Scroll To Top

5 Ways to Take Your Activism Offline and Into the Streets

5 Ways to Take Your Activism Offline and Into the Streets

Twitter will still be there when you get home.

Social media can be an effective way to spread information, but it’s also easily monitored and censored, and it might not have the same kind of impact as activism that takes place offline. While we should use all the tools at our disposal to fight violations of civil rights, that also means taking time away from our Twitter feed every day to make an impact in our communities. Here are 5 ways to take your activism offline and into the streets.

1) Participate in a protest.Peaceful protest is an effective way to draw a lot of attention to your cause and to meet other local activists. While social media is a useful way to get the word out about protests, showing up in large numbers has a much bigger impact than tweeting. We can also learn a lot from the protest tactics AIDS activists used against the Reagan administration.

2) Reach out to your neighbors.
If you’re not sure where to find other activists in real life, start close to home by knocking on your neighbors’ doors. Offering a simple message of solidarity by letting them know you don’t stand for the hateful policies Trump and his appointees support is a good way to figure out who else is committed to fighting against those policies. If you’re nervous about approaching people in real life, bring cookies. We could all use some comfort food right now.

3) Focus on community building.
Sometimes the task ahead seems so overwhelming that it’s difficult to know where to start. Community building is a good way to get involved and see an impact quickly. If you’re not Muslim, does a mosque near you have an interfaith program you can join? Do your neighbors need a volunteer tutor for their child? If you’re not sure, try joining Big Brothers Big Sisters. If you’re passionate about HIV prevention, volunteer at a needle exchange program or HIV testing clinic. If you want to support access to abortion, become a clinic escort. You could also volunteer your services to families in need—whether it’s teaching someone a second language, helping them fix their plumbing, or proofreading their resume. We need millions of small acts of generosity and kindness to get us through difficult times.

4) Print pamphlets and zines.
Pamphlets and zines may be a more useful way to distribute information than social media because people who are less receptive are less likely to tune it out.
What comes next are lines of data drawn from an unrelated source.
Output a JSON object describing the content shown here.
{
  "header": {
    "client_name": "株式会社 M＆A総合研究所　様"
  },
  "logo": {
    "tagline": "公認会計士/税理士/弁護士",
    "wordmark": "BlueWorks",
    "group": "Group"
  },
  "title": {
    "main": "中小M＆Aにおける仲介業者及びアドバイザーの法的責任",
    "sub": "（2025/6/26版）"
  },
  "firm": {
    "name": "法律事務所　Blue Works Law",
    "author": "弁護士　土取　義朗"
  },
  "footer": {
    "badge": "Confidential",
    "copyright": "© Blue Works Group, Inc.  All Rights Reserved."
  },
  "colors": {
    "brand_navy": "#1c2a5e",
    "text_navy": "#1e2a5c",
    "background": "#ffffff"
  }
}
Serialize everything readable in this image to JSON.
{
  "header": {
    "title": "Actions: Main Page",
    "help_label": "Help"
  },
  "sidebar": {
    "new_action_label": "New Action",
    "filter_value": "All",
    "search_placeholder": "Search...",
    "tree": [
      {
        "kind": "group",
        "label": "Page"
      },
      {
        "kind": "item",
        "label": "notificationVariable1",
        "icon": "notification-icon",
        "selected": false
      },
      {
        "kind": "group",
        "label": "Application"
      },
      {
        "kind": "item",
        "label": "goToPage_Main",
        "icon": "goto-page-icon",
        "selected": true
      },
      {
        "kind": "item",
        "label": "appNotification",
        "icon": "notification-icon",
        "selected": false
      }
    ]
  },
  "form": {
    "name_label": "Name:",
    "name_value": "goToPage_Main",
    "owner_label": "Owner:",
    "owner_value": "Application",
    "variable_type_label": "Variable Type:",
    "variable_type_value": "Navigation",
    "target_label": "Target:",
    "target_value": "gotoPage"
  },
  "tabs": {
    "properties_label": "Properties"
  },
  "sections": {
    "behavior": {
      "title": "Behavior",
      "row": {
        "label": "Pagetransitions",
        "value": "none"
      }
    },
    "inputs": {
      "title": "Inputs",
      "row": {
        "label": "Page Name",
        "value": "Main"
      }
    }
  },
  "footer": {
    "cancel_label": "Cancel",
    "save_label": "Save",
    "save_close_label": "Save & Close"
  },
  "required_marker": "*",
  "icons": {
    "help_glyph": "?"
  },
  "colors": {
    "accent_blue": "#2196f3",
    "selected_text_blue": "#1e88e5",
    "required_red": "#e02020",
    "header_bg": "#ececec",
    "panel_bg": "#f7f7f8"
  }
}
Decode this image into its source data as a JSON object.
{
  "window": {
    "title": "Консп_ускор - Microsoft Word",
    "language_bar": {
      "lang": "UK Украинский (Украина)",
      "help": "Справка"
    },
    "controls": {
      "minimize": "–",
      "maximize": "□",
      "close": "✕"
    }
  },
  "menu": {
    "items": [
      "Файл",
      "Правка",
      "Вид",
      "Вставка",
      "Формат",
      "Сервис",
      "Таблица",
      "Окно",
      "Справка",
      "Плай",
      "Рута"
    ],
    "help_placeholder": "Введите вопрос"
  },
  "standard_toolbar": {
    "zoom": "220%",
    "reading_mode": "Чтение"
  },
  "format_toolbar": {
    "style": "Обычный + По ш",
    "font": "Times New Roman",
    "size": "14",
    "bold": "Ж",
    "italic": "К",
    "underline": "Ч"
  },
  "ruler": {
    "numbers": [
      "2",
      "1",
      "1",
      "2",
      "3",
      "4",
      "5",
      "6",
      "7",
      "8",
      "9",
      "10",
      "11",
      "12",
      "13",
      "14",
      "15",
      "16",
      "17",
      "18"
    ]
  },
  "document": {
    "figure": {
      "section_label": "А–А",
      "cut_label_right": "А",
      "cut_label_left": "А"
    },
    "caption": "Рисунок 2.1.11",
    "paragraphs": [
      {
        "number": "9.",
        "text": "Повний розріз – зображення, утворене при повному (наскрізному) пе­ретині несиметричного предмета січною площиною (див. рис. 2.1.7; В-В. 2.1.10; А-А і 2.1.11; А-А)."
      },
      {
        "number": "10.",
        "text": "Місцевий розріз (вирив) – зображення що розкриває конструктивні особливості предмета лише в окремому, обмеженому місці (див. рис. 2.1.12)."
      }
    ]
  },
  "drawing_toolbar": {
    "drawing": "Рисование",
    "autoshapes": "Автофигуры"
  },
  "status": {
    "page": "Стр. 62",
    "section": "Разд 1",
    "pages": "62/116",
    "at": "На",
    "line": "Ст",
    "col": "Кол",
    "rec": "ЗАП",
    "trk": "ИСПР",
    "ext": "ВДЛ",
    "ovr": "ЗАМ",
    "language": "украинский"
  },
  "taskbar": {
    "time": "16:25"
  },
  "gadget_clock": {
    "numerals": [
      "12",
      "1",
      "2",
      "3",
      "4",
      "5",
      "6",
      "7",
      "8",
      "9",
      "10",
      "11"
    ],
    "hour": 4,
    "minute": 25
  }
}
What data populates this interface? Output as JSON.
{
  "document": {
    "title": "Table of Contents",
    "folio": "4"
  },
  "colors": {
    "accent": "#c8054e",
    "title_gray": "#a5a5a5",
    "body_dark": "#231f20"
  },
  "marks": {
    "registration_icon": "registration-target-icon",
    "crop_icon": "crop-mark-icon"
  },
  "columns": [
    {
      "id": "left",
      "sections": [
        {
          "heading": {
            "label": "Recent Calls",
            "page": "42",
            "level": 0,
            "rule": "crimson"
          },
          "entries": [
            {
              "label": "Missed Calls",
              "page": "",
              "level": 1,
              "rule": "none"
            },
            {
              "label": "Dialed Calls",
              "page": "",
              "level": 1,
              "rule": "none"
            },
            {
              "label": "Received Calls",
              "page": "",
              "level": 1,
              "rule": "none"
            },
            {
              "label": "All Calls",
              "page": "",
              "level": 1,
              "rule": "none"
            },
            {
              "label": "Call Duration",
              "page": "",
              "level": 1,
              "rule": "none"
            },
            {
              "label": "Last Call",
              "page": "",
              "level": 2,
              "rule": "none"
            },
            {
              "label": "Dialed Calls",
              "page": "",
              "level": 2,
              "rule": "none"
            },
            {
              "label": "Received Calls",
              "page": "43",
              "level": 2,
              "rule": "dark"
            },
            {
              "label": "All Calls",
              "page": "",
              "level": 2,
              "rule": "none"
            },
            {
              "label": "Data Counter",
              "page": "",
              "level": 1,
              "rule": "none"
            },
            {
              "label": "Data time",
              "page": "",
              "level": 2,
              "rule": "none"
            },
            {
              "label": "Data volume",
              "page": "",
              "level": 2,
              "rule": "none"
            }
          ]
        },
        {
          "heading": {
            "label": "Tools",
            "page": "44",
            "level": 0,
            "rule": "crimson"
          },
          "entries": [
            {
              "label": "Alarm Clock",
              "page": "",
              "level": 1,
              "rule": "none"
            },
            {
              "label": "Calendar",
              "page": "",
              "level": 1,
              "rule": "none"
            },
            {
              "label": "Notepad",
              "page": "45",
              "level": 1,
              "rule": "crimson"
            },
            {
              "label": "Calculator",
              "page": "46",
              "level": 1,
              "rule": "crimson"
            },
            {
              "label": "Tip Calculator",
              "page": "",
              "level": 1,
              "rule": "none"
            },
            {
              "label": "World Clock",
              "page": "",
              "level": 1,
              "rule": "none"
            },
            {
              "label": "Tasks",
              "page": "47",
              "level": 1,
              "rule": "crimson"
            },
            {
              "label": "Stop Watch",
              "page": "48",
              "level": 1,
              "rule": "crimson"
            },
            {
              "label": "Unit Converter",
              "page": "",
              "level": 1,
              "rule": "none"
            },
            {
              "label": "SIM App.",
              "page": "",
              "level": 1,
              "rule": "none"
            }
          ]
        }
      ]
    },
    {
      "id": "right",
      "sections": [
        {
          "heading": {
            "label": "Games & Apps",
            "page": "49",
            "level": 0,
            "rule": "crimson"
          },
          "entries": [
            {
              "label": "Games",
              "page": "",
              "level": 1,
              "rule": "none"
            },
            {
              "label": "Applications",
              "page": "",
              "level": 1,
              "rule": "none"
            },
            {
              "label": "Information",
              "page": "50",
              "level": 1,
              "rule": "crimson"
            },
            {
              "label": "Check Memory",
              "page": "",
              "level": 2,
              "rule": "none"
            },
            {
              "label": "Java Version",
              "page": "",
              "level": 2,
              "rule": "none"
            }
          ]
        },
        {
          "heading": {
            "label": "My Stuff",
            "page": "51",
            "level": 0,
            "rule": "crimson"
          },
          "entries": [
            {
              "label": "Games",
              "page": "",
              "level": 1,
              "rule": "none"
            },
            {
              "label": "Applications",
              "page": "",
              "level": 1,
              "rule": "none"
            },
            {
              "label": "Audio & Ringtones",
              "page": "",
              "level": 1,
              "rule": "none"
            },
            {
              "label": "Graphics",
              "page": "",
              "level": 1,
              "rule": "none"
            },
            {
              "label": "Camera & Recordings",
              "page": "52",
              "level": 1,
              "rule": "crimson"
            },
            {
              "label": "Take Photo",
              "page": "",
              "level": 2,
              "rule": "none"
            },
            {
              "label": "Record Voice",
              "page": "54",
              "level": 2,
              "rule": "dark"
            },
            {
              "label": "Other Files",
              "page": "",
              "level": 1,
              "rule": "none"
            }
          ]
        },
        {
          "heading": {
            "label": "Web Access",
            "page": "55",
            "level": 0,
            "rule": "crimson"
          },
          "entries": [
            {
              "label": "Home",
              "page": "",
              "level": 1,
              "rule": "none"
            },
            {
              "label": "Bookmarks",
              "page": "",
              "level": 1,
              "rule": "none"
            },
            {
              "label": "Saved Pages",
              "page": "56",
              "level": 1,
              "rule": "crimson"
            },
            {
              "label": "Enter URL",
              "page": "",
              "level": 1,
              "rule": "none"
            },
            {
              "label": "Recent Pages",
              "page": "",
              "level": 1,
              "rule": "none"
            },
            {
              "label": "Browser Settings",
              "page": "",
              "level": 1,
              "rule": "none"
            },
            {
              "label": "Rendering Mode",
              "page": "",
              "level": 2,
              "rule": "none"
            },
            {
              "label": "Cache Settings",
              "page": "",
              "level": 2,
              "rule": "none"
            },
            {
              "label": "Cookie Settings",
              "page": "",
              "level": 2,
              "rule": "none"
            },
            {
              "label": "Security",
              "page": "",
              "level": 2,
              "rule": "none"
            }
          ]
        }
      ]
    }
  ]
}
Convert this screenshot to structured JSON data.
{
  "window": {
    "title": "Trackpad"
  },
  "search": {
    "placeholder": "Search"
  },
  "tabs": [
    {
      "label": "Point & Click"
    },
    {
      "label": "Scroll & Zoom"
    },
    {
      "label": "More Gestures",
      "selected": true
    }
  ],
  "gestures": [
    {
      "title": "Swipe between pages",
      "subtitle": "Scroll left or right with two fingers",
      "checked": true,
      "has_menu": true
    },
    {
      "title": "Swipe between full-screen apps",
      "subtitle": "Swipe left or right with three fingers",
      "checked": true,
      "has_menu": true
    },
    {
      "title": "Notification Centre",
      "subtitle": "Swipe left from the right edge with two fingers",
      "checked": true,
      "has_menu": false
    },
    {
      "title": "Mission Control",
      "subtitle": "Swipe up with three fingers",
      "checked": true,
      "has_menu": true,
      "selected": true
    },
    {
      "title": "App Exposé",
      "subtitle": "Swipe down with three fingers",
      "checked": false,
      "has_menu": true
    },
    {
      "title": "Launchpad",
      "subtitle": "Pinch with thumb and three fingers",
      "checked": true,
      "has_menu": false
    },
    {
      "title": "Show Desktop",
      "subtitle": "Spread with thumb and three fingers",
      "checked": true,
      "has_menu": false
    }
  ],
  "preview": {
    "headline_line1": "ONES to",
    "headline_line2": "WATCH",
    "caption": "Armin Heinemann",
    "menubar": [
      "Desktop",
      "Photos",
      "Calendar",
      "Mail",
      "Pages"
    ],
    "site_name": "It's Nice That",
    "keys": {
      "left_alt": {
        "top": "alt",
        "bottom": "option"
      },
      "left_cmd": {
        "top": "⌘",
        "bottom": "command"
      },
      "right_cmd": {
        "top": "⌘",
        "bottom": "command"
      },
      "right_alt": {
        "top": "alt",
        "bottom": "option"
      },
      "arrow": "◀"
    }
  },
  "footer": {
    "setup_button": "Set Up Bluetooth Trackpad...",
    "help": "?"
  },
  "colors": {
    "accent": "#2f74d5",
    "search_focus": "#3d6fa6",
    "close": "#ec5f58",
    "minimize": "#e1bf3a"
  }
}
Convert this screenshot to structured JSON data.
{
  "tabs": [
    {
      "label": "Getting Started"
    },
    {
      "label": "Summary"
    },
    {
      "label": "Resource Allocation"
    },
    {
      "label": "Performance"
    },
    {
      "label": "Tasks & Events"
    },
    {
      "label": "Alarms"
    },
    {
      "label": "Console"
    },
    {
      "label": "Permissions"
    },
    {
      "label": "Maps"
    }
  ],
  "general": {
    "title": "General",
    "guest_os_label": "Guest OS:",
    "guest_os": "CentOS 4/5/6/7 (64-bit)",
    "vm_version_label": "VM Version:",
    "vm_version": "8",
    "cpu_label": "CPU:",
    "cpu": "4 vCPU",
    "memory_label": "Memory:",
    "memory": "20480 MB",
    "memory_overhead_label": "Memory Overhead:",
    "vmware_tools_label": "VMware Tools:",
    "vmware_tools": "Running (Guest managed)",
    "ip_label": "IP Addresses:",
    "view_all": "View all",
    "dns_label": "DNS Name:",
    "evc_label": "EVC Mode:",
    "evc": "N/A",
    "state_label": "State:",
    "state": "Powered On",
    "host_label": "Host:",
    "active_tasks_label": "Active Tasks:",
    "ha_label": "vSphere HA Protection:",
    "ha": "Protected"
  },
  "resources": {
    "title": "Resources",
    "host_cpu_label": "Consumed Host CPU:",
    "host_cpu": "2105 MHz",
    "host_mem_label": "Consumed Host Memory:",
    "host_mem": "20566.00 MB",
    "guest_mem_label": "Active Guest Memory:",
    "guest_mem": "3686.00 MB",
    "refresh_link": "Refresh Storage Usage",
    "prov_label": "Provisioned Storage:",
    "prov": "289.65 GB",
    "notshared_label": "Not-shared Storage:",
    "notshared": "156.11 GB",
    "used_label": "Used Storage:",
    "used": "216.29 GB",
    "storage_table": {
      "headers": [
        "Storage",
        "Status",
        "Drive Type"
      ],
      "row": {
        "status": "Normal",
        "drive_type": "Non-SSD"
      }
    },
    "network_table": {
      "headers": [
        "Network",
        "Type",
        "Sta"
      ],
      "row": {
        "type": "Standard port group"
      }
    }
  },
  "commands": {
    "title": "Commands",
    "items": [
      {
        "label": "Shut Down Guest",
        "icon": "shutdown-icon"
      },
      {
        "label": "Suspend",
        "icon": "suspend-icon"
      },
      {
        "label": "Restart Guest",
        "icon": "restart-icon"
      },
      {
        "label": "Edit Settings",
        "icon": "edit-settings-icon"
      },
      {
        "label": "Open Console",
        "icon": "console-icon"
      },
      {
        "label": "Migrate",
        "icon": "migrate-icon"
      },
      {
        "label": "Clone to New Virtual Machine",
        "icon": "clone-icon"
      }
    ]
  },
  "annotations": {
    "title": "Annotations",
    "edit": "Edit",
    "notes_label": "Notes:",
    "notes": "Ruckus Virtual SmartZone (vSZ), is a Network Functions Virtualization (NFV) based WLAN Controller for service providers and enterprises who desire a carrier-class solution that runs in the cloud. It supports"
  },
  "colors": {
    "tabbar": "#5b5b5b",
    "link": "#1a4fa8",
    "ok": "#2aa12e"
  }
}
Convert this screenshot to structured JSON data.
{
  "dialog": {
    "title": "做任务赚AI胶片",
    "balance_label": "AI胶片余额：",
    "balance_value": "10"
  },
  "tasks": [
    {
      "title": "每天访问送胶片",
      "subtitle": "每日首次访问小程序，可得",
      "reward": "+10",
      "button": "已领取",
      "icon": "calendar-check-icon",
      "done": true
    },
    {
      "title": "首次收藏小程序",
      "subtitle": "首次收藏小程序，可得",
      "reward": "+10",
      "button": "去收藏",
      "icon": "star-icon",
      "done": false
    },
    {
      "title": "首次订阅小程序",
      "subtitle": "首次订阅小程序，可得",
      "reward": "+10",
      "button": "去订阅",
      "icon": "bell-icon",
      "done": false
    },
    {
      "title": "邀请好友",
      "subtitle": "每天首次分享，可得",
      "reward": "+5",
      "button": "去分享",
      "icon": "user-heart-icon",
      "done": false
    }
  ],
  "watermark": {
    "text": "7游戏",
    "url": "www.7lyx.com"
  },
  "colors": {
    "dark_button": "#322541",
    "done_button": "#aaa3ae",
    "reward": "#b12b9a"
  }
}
You can distribute printed materials more anonymously, and they’re harder to monitor and censor. Plus, there’s no comments section.

5) Create art that Trump would attack on Twitter.

Art can be a powerful form of political activism. Like pamphlets and zines, it can reach a larger audience than the curated social bubbles we find ourselves in online. It can also provide representation to a marginalized group of people, foster empathy, and challenge deeply held beliefs. I know that social media can be a good place to share information or to connect with people outside our local communities, but we should also be aware of how much time we’re spending scrolling through tweets that tell us the same information over and over again. Instead, we could spend some extra time every day making the kind of art Trump would angrily tweet about. 


Advocate Channel - The Pride StoreOut / Advocate Magazine - Fellow Travelers & Jamie Lee Curtis

From our Sponsors

Most Popular

Latest Stories

author avatar

Cassie Sheets